Often readers pick up a book and automatically believe everything that the narrator is telling them. However, narrators are not always to be trusted. A prime example of an unreliable narrator is in Mary Shelley’s Frankenstein. In Frankenstein, the narrator is believed to be a sailor who saved Dr.Frankenstein. The sailor listens to the doctor and writes down his story. However, it is later revealed that Dr.Frankenstein had taken the sailor’s journal and manipulated it to fit the narrative that he sought to tell. By revealing that the journal is tainted, the reader could no longer trust the book’s narration by the sailor. I have this same suspicion in Percival Everett’s I Am Not Sidney Potier. At the beginning of the story, our protagonist and narrator is a young Not Sidney Potier. Not Sidney sees the world through a very interesting lens. Not Sidney often describes his story in ways that seem rather far fetched and occasionally unbelievable. So the question that I ask is: Can we believe Not Sidney?
A major issue with Not Sidney’s narration is that a lot of it comes from memory. Memory in literature is known for being misconstrued by the person remembering and maybe even exaggerated in some aspects. Maybe a person ran from the police for a mile but their memory told them it was several miles because of the heat in the moment. Not Sidney recalled that girls would kiss him in order to understand his name. They would in turn beat him for not holding up his end of the bargain. Not Sidney had said that “There was some upside, as some of the looser girls would offer to kiss me if I told them my name” (29). On the surface this seems like something plausible until the reader remembers that he is a thirteen year old boy who may exaggerate situations like these. It seems more likely that this happened to him once, maybe even twice. This statement by Not Sidney is certainly enough to at least question his credibility.
Another instance of utilizing memory is when Not Sidney explains the story of his birth. The story of his birth obviously needed to be told to him by someone and that someone was his mother. This is where the credibility of he and his mother gets extremely shaky. Not Sidney’s mother was asked how long she had been pregnant for and she responded with “Stand back, girls! Two years he’s been forming and now he’s coming!” (4). The whole idea of Not Sidney being in the womb for two years would be a scientific phenomenon if true. The longest recorded pregnancy in history was approximately 375 days; which would 355 days less than his Not Sidney’s mother’s pregnancy. Either Not Sidney’s birth was amazing or the length of the pregnancy was lied about by someone.
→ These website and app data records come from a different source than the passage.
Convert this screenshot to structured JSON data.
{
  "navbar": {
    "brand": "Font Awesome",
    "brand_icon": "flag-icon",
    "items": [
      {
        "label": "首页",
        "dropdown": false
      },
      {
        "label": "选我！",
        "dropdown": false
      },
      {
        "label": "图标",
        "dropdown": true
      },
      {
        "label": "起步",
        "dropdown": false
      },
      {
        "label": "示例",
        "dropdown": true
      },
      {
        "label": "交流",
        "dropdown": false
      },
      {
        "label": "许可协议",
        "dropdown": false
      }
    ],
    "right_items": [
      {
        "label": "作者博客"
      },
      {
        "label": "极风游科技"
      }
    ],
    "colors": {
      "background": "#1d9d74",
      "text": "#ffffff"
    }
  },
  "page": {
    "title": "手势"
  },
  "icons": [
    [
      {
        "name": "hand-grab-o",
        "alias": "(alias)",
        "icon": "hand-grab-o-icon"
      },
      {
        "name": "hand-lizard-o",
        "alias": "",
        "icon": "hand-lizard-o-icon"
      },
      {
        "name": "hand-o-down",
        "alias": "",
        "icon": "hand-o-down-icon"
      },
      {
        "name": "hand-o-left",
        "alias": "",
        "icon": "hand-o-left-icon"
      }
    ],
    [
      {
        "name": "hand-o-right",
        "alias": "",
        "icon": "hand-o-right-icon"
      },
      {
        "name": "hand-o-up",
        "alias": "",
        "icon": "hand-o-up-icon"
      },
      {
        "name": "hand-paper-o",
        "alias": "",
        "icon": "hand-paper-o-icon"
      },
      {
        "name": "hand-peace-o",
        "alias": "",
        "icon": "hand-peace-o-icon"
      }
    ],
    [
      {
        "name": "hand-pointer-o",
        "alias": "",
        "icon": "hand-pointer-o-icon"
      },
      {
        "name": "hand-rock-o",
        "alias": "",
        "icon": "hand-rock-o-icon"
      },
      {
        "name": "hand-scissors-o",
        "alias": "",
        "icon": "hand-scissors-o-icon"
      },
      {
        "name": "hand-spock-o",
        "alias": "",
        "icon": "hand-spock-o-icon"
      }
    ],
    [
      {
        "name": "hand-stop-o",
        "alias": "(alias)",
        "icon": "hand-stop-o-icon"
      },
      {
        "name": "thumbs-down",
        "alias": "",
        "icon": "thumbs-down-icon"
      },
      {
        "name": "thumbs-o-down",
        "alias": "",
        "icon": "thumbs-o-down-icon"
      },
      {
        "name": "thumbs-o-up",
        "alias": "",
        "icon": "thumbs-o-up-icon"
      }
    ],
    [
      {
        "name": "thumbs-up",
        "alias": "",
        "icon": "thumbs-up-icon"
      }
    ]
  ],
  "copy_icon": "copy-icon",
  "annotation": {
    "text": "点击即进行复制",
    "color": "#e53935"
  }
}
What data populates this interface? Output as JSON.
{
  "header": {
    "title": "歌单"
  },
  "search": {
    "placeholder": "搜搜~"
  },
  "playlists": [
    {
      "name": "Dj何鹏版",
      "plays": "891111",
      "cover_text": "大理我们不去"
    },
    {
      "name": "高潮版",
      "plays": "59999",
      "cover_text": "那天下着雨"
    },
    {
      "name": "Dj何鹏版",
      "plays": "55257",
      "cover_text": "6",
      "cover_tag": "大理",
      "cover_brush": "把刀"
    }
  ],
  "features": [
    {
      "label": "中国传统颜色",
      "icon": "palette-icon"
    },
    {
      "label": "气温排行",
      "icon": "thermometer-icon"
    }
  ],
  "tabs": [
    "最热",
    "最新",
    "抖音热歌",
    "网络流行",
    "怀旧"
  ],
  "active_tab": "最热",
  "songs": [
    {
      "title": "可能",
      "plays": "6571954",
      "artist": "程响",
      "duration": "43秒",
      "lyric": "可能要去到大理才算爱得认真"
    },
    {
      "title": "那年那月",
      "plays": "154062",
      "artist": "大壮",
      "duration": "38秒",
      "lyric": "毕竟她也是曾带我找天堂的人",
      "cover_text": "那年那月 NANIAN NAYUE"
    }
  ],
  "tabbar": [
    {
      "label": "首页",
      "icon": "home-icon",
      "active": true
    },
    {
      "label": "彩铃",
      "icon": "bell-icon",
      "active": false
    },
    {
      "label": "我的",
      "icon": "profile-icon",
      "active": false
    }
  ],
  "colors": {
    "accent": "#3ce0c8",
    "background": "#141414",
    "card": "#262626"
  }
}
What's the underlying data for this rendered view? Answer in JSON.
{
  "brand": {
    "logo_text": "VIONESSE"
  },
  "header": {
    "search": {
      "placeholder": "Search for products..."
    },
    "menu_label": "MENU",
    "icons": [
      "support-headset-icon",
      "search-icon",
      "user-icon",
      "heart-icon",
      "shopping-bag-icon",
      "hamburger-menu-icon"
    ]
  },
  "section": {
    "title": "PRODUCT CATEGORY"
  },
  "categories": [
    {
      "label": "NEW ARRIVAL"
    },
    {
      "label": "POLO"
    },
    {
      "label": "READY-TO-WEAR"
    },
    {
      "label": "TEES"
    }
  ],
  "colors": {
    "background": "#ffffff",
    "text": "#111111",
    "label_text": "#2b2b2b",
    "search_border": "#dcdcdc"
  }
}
Not Sidney’s age plays a big part in his lack of validity as a narrator. Being a young narrator is not Not Sidney’s fault but kids can stretch the truth even if they are unaware. Not Sidney began his narration in the book as a preteen who believes he has a superpower that is known to him as “fesmerizing”. One of his first uses of his fesmerization power was when he asked Wanda Fonda to snatch Jane’s bikini top while they were riding on Ted’s boat. To Not Sidney’s satisfaction, the fesmerization seemingly worked. Not Sidney said “two success in a row, scared me greatly” (27) which shows his deep belief in his own super powered ability. The fesmerization instances in the book seem pretty unbelievable, similarly to the nonsense about him being in the womb for two years. Not Sidney may not be dishonest as a narrator. However, he may just be arrogant as to what is actually happening.
In “The Bedford Glossary of Critical and Literary Terms” by Ross Murfin and Supryia M. Ray, the word narrator is defined as “a speaker through whom an author presents a narrative” (282). This quote shows that Percival Everett may have intended for No Sidney to be unbelievable. I think from the beginning of the book Everett attempted to make Not Sidney seem unrealistic and for his mere existence to be preposterous. Murfin and Ray also state in the glossary that “the type of narrator used is intertwined with point of view, the vantage point from which the narrative is told” (282). This quote supports that Not Sidney may be a reliable narrator from his point of view, but through the lens of the reader he seems awfully ridiculous.
Ultimately Not Sidney cannot be believed as a narrator because of the earlier stated factors. Not Sidney narration often reflects memories of himself and other people who may have not gotten the story right. Not Sidney’s age and maturity also play a major role in his illegitimacy as a narrator. Not Sidney may not have been trying to deceive the reader through his telling of the story, but it is fair to question him before believing everything that he says.